**Task goal:**
Can you reproduce the data beneath, keeping every line exact?

Dataset rows for apps and sites:
━━━━━━

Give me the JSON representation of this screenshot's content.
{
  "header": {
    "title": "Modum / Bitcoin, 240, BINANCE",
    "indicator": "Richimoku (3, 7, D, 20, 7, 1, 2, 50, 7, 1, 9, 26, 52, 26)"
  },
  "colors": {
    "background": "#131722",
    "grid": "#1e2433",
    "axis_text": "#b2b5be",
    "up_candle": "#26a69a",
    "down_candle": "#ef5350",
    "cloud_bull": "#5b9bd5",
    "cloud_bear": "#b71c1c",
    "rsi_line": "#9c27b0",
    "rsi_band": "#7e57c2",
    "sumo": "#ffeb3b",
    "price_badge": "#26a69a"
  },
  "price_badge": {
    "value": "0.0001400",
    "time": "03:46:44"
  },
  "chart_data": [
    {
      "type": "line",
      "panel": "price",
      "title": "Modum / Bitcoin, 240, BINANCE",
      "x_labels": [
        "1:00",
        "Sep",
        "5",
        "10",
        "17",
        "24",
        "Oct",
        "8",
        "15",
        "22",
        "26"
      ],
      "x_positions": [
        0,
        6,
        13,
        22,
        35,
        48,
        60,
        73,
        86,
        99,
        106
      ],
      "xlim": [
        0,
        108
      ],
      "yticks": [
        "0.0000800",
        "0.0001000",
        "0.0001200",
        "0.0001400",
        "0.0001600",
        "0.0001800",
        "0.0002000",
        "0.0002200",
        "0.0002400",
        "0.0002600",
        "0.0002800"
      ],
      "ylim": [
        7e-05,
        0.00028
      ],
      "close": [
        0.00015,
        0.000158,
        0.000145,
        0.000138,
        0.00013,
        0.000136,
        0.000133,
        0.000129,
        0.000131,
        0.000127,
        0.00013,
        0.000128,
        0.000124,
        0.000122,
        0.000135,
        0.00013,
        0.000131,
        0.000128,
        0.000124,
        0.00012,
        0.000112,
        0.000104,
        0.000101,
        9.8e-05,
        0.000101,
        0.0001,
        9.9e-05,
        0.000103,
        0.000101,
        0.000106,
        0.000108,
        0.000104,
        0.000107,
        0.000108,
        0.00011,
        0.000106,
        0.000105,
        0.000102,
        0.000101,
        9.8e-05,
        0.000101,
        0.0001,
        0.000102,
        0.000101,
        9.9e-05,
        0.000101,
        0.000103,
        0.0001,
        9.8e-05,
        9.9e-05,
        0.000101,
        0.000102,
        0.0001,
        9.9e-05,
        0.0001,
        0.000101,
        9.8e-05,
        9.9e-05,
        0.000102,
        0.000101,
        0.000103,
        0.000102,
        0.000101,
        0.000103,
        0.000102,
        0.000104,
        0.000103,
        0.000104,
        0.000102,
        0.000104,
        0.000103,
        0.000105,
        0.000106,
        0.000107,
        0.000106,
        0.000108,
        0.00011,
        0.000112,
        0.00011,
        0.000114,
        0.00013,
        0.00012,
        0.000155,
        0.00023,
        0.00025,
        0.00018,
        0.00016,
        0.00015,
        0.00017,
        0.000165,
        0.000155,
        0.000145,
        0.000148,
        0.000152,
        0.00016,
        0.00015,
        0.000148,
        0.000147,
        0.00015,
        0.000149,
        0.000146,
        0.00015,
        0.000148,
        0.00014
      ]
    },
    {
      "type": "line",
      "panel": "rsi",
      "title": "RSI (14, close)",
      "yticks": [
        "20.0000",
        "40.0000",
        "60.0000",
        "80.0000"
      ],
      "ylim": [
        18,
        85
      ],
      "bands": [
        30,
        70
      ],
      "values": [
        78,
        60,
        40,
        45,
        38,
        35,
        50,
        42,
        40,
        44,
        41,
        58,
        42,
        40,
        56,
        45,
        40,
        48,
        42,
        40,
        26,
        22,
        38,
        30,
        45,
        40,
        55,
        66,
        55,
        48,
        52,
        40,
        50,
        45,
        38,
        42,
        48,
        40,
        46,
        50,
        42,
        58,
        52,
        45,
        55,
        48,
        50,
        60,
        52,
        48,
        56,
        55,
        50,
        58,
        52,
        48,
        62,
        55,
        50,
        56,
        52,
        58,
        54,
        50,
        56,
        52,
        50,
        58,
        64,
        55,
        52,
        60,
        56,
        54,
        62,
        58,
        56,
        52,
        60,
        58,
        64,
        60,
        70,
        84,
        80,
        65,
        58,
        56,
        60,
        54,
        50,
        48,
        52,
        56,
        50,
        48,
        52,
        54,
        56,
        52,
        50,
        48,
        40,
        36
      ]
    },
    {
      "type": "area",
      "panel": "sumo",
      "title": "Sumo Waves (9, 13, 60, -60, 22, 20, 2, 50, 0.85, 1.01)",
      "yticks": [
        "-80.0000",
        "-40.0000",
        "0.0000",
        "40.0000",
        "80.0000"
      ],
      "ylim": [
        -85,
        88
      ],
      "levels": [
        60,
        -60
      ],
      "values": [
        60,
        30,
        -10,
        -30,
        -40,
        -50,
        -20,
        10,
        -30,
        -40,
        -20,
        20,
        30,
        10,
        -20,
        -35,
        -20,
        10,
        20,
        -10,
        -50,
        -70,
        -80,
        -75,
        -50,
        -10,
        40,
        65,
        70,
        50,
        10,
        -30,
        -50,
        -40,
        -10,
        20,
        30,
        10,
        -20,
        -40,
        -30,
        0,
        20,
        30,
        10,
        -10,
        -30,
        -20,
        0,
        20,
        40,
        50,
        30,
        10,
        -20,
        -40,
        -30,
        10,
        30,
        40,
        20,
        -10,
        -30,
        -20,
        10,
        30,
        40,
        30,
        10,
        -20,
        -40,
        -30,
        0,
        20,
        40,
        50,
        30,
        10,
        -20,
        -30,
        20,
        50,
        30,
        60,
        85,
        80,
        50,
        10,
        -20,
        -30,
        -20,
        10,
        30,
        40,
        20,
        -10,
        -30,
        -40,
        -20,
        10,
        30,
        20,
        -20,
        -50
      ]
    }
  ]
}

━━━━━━

**Response:**
Give me the JSON representation of this screenshot's content.
{
  "header": {
    "title": "Modum / Bitcoin, 240, BINANCE",
    "indicator": "Richimoku (3, 7, D, 20, 7, 1, 2, 50, 7, 1, 9, 26, 52, 26)"
  },
  "colors": {
    "background": "#131722",
    "grid": "#1e2433",
    "axis_text": "#b2b5be",
    "up_candle": "#26a69a",
    "down_candle": "#ef5350",
    "cloud_bull": "#5b9bd5",
    "cloud_bear": "#b71c1c",
    "rsi_line": "#9c27b0",
    "rsi_band": "#7e57c2",
    "sumo": "#ffeb3b",
    "price_badge": "#26a69a"
  },
  "price_badge": {
    "value": "0.0001400",
    "time": "03:46:44"
  },
  "chart_data": [
    {
      "type": "line",
      "panel": "price",
      "title": "Modum / Bitcoin, 240, BINANCE",
      "x_labels": [
        "1:00",
        "Sep",
        "5",
        "10",
        "17",
        "24",
        "Oct",
        "8",
        "15",
        "22",
        "26"
      ],
      "x_positions": [
        0,
        6,
        13,
        22,
        35,
        48,
        60,
        73,
        86,
        99,
        106
      ],
      "xlim": [
        0,
        108
      ],
      "yticks": [
        "0.0000800",
        "0.0001000",
        "0.0001200",
        "0.0001400",
        "0.0001600",
        "0.0001800",
        "0.0002000",
        "0.0002200",
        "0.0002400",
        "0.0002600",
        "0.0002800"
      ],
      "ylim": [
        7e-05,
        0.00028
      ],
      "close": [
        0.00015,
        0.000158,
        0.000145,
        0.000138,
        0.00013,
        0.000136,
        0.000133,
        0.000129,
        0.000131,
        0.000127,
        0.00013,
        0.000128,
        0.000124,
        0.000122,
        0.000135,
        0.00013,
        0.000131,
        0.000128,
        0.000124,
        0.00012,
        0.000112,
        0.000104,
        0.000101,
        9.8e-05,
        0.000101,
        0.0001,
        9.9e-05,
        0.000103,
        0.000101,
        0.000106,
        0.000108,
        0.000104,
        0.000107,
        0.000108,
        0.00011,
        0.000106,
        0.000105,
        0.000102,
        0.000101,
        9.8e-05,
        0.000101,
        0.0001,
        0.000102,
        0.000101,
        9.9e-05,
        0.000101,
        0.000103,
        0.0001,
        9.8e-05,
        9.9e-05,
        0.000101,
        0.000102,
        0.0001,
        9.9e-05,
        0.0001,
        0.000101,
        9.8e-05,
        9.9e-05,
        0.000102,
        0.000101,
        0.000103,
        0.000102,
        0.000101,
        0.000103,
        0.000102,
        0.000104,
        0.000103,
        0.000104,
        0.000102,
        0.000104,
        0.000103,
        0.000105,
        0.000106,
        0.000107,
        0.000106,
        0.000108,
        0.00011,
        0.000112,
        0.00011,
        0.000114,
        0.00013,
        0.00012,
        0.000155,
        0.00023,
        0.00025,
        0.00018,
        0.00016,
        0.00015,
        0.00017,
        0.000165,
        0.000155,
        0.000145,
        0.000148,
        0.000152,
        0.00016,
        0.00015,
        0.000148,
        0.000147,
        0.00015,
        0.000149,
        0.000146,
        0.00015,
        0.000148,
        0.00014
      ]
    },
    {
      "type": "line",
      "panel": "rsi",
      "title": "RSI (14, close)",
      "yticks": [
        "20.0000",
        "40.0000",
        "60.0000",
        "80.0000"
      ],
      "ylim": [
        18,
        85
      ],
      "bands": [
        30,
        70
      ],
      "values": [
        78,
        60,
        40,
        45,
        38,
        35,
        50,
        42,
        40,
        44,
        41,
        58,
        42,
        40,
        56,
        45,
        40,
        48,
        42,
        40,
        26,
        22,
        38,
        30,
        45,
        40,
        55,
        66,
        55,
        48,
        52,
        40,
        50,
        45,
        38,
        42,
        48,
        40,
        46,
        50,
        42,
        58,
        52,
        45,
        55,
        48,
        50,
        60,
        52,
        48,
        56,
        55,
        50,
        58,
        52,
        48,
        62,
        55,
        50,
        56,
        52,
        58,
        54,
        50,
        56,
        52,
        50,
        58,
        64,
        55,
        52,
        60,
        56,
        54,
        62,
        58,
        56,
        52,
        60,
        58,
        64,
        60,
        70,
        84,
        80,
        65,
        58,
        56,
        60,
        54,
        50,
        48,
        52,
        56,
        50,
        48,
        52,
        54,
        56,
        52,
        50,
        48,
        40,
        36
      ]
    },
    {
      "type": "area",
      "panel": "sumo",
      "title": "Sumo Waves (9, 13, 60, -60, 22, 20, 2, 50, 0.85, 1.01)",
      "yticks": [
        "-80.0000",
        "-40.0000",
        "0.0000",
        "40.0000",
        "80.0000"
      ],
      "ylim": [
        -85,
        88
      ],
      "levels": [
        60,
        -60
      ],
      "values": [
        60,
        30,
        -10,
        -30,
        -40,
        -50,
        -20,
        10,
        -30,
        -40,
        -20,
        20,
        30,
        10,
        -20,
        -35,
        -20,
        10,
        20,
        -10,
        -50,
        -70,
        -80,
        -75,
        -50,
        -10,
        40,
        65,
        70,
        50,
        10,
        -30,
        -50,
        -40,
        -10,
        20,
        30,
        10,
        -20,
        -40,
        -30,
        0,
        20,
        30,
        10,
        -10,
        -30,
        -20,
        0,
        20,
        40,
        50,
        30,
        10,
        -20,
        -40,
        -30,
        10,
        30,
        40,
        20,
        -10,
        -30,
        -20,
        10,
        30,
        40,
        30,
        10,
        -20,
        -40,
        -30,
        0,
        20,
        40,
        50,
        30,
        10,
        -20,
        -30,
        20,
        50,
        30,
        60,
        85,
        80,
        50,
        10,
        -20,
        -30,
        -20,
        10,
        30,
        40,
        20,
        -10,
        -30,
        -40,
        -20,
        10,
        30,
        20,
        -20,
        -50
      ]
    }
  ]
}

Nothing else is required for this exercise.